In the records below, find the line with "Enumerate this screenshot's", then retype it and every following line exactly, stopping after the line with "Convert this screenshot". Leave the pictures out.

DATASET EXTRACT:
========================================
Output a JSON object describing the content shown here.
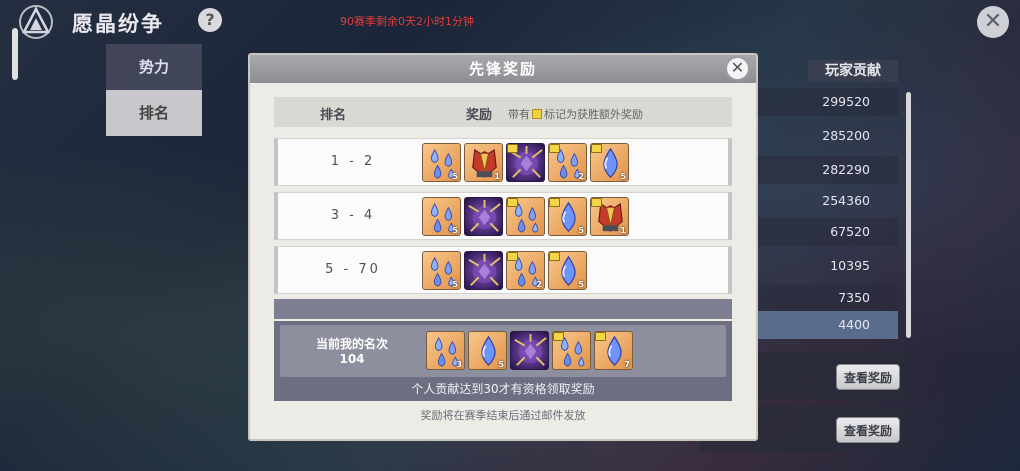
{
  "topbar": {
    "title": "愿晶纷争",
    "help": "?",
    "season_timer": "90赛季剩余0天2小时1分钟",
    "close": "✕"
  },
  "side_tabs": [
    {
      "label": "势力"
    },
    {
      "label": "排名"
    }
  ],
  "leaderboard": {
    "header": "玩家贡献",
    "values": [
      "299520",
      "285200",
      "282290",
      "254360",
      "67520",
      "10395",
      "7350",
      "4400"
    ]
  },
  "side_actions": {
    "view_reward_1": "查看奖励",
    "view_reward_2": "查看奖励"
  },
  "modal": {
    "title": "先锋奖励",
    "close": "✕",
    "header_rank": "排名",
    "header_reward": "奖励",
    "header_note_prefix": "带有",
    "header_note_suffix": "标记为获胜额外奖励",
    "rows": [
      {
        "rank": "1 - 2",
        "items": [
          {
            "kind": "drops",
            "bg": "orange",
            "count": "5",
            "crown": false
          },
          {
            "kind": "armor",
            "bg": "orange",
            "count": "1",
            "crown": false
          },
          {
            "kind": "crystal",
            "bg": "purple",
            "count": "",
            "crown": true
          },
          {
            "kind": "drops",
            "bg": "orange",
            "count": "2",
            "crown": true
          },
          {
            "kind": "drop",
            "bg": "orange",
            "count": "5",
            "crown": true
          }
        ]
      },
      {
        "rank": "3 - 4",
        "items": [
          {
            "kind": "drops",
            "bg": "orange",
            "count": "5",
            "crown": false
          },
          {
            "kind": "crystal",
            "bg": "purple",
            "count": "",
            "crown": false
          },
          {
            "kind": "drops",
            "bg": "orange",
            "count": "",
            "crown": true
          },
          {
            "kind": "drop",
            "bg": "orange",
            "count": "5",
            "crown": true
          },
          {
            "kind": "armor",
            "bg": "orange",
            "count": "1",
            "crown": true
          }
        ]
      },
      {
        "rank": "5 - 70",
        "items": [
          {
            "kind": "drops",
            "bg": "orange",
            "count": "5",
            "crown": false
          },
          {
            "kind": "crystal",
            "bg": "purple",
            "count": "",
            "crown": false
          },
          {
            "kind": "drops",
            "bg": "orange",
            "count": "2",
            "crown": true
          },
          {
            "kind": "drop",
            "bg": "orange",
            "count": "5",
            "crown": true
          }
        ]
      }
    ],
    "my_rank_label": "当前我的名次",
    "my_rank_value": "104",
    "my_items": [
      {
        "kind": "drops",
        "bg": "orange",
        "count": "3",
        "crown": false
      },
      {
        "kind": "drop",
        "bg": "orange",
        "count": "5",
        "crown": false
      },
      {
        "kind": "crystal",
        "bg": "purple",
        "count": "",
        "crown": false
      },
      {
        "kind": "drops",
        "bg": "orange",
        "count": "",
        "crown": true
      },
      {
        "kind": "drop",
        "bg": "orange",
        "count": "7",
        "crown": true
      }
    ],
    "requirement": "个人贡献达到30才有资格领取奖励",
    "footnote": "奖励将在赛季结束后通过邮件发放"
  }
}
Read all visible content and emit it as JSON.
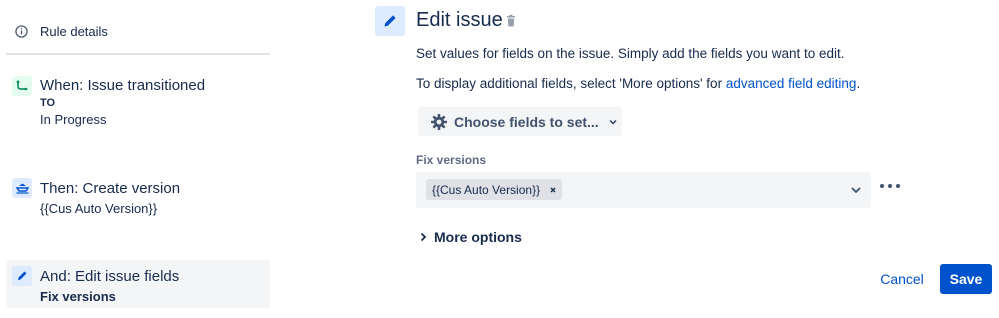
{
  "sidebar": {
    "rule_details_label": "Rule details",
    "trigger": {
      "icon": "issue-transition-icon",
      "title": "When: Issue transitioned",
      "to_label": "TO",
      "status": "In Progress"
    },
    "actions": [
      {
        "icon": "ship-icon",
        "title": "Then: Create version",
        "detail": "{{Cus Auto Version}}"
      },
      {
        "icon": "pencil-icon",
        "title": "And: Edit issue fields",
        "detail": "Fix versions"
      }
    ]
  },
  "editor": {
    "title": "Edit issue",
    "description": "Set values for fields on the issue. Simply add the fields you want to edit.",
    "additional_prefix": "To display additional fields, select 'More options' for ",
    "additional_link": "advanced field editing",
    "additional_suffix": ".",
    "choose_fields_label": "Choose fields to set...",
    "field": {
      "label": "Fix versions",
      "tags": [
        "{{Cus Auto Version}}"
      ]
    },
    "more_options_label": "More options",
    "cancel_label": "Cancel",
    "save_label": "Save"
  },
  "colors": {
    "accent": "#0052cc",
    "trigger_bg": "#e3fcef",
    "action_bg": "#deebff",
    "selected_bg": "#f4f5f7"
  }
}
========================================
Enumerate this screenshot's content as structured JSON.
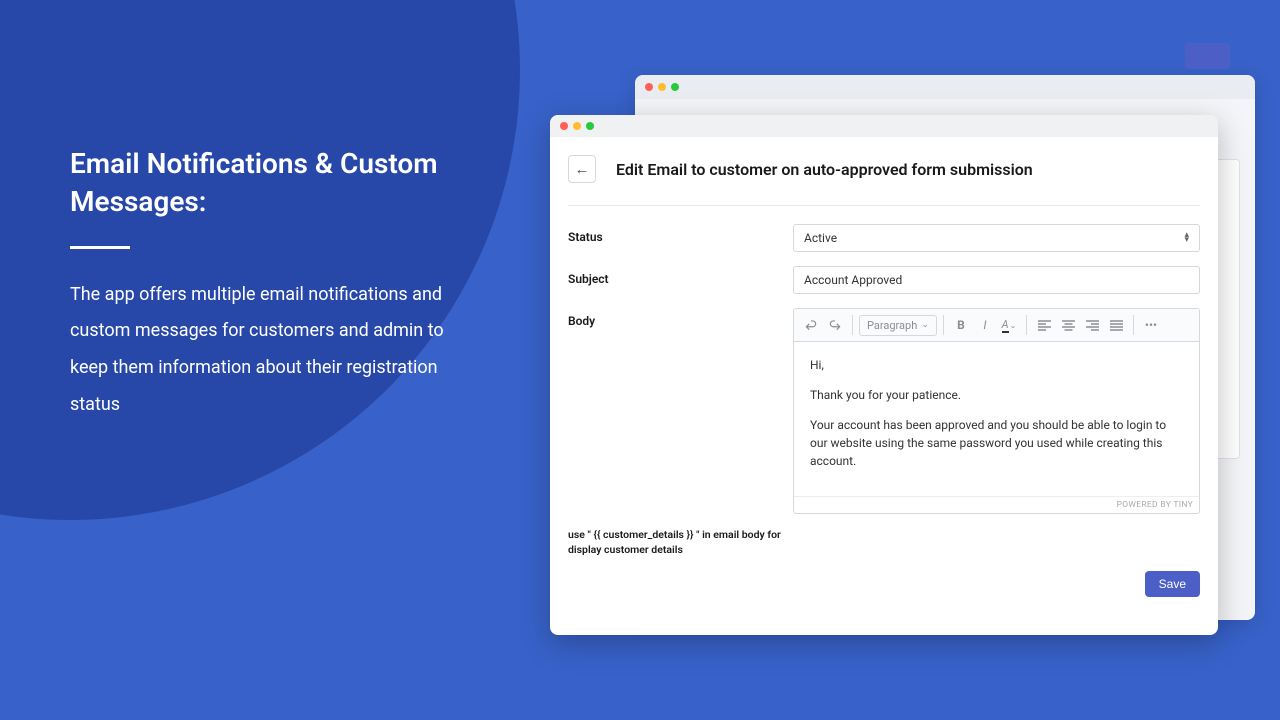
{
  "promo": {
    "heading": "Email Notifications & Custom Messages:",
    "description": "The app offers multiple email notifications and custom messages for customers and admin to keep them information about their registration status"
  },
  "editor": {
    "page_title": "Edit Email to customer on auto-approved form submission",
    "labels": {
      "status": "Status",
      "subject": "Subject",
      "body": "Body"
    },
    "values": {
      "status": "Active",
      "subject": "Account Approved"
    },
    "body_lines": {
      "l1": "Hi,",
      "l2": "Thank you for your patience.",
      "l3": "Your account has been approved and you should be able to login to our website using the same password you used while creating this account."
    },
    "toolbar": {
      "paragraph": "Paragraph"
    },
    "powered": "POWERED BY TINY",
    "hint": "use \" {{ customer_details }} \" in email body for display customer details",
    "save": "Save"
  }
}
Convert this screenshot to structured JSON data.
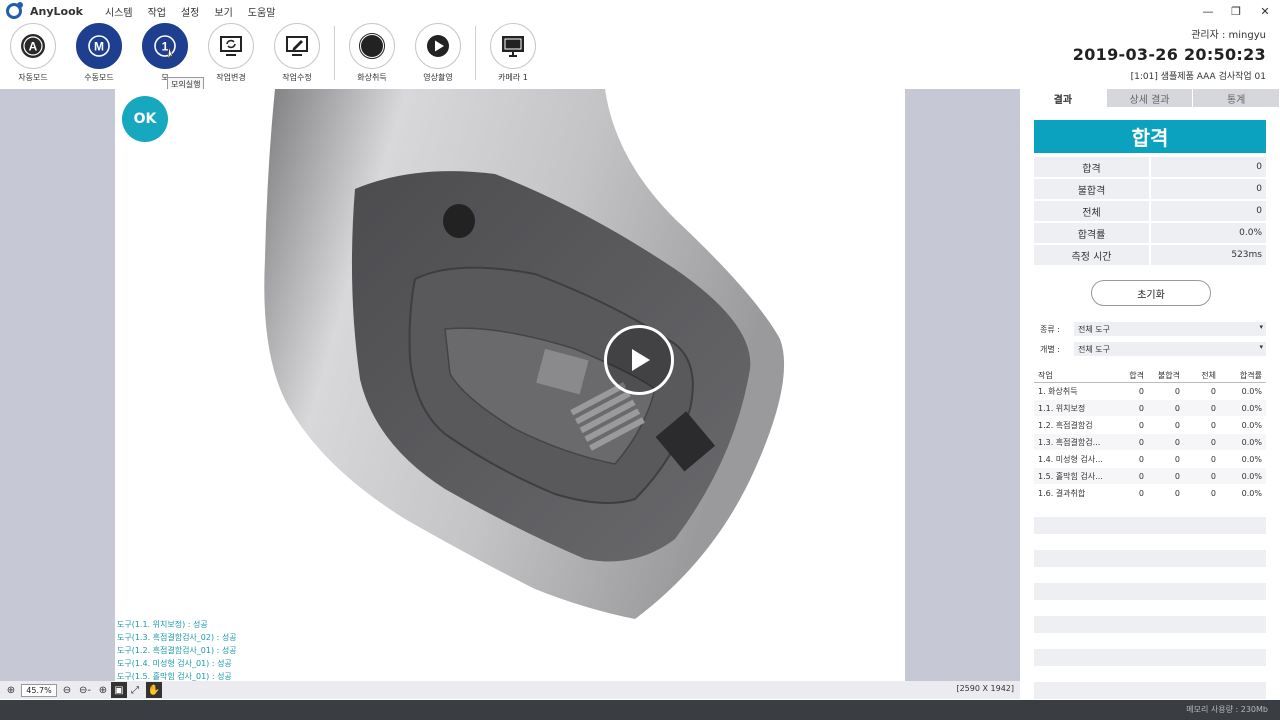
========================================
SOLUTION TO THIS EXERCISE:
Enumerate this screenshot's content as structured JSON.
{
  "promo": {
    "heading": "Email Notifications & Custom Messages:",
    "description": "The app offers multiple email notifications and custom messages for customers and admin to keep them information about their registration status"
  },
  "editor": {
    "page_title": "Edit Email to customer on auto-approved form submission",
    "labels": {
      "status": "Status",
      "subject": "Subject",
      "body": "Body"
    },
    "values": {
      "status": "Active",
      "subject": "Account Approved"
    },
    "body_lines": {
      "l1": "Hi,",
      "l2": "Thank you for your patience.",
      "l3": "Your account has been approved and you should be able to login to our website using the same password you used while creating this account."
    },
    "toolbar": {
      "paragraph": "Paragraph"
    },
    "powered": "POWERED BY TINY",
    "hint": "use \" {{ customer_details }} \" in email body for display customer details",
    "save": "Save"
  }
}
Convert this screenshot to structured JSON data.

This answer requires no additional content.